According to this Chinese rendering, there are many Westerners actually advocating for the PLA Navy to take up station in the Strait of Hormuz. Some are apparently “urging” China to send ships to the region. A former U.S. intelligence official is said to have taken a more critical tone with a similar recommendation: “China has not sent any money, but they continue to enjoy the security we provide [中国没出一分钱, 却能享我们提供的安全].” An Australian study is also cited that apparently says China “has a surface fleet with ample experience with escort” from the Gulf of Aden anti-piracy operations, as well as the nearby base in Djibouti. A Hormuz Strait patrol could provide China, moreover, with additional “transnational exposure” and experience on the global stage, it’s reported, even while “making some accomplishment for the international public interest [会为国际公益事业作出贡献].”
Nevertheless, “the author believes that the Chinese Navy undertaking escort operations in the Strait of Hormuz, is perhaps not so simple.” It is asserted that comparing such a mission to the Gulf of Aden anti-piracy operations is rather superficial. Pirates make for a weak and easy target, it is explained. In hypothetically patrolling the Strait of Hormuz, “… what is the adversary we are defending against [我们防备的是什么对手呢]?” The author contends that the most severe aggravating factor for the region’s security is plainly the tensions between Washington and Tehran. Furthermore, “If our side was to undertake escort operations in the Strait of Hormuz, it’s very likely that a conflict would occur with one or more Persian Gulf coastal states…” In the end, it is stated more bluntly that the Chinese Navy is not at all likely to take up this mission. China will apparently take no action to support U.S. sanctions against Iran, nor will it support Iran’s nuclear plans either. Moreover, Beijing will avoid getting dragged into a conflict between Saudi Arabia and Iran, according to this Chinese naval analysis.

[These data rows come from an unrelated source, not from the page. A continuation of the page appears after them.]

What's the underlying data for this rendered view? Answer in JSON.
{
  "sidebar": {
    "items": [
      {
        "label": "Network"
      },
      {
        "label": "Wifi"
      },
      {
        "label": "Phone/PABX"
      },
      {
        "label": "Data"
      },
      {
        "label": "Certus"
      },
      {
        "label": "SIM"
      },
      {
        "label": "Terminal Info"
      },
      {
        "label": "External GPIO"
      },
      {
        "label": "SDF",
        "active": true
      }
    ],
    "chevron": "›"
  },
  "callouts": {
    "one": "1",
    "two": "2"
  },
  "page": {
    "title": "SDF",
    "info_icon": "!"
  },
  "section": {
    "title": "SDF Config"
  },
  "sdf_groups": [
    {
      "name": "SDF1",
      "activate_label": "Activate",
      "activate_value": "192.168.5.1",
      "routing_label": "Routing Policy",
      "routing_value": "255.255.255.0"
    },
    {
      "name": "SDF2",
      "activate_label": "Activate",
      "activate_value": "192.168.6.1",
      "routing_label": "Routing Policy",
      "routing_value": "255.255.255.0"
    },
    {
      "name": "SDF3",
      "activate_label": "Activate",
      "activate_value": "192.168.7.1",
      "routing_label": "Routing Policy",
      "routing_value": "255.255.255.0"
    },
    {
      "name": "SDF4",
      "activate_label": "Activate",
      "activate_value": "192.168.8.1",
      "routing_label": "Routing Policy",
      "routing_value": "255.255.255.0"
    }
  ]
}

True, if a war breaks out, then China might in those circumstances consider sending warships, it is noted. Yet, for now, Beijing seems quite content to focus on decreasing its reliance on the Persian Gulf by increasing its import of energy from both Russia and Central Asia, according to this article. At the same time, it is asserted that China should “resist and reduce the ability of other regions or great powers seeking to dominate the Strait [抵制和减少其他区域或外大国企图独霸海峡的影响力].”
According to this article, China views Iran’s military power as “rapidly increasing,” but considers the possibility of an Iranian blockade of the Strait of Hormuz as a pyrrhic victory for Tehran, at best. The author is unequivocal: “China … should not rashly undertake a military intervention in this region [中国不是贸然对该地区进行武力介入].” On the other hand, the PLA Navy should keep its powder dry, it is implied, as the author counsels peace-time preparation, such as gaining a solid familiarity with the area’s bathymetry and hydrological conditions. Likewise, Beijing is advised by this Chinese strategist to develop an “emergency warning” system to respond to crises in this most volatile part of the world.
At least for now, so it seems the Chinese are just too clever to get stuck in the Middle East quicksand, which has held Americans fast now for more than a couple of decades.
Lyle J. Goldstein is a research professor in the China Maritime Studies Institute (CMSI) at the United States Naval War College in Newport, RI. In addition to Chinese, he also speaks Russian and he is also an affiliate of the new Russia Maritime Studies Institute (RMSI) at Naval War College. You can reach him at [email protected]. The opinions in his columns are entirely his own and do not reflect the official assessments of the U.S. Navy or any other agency of the U.S. government.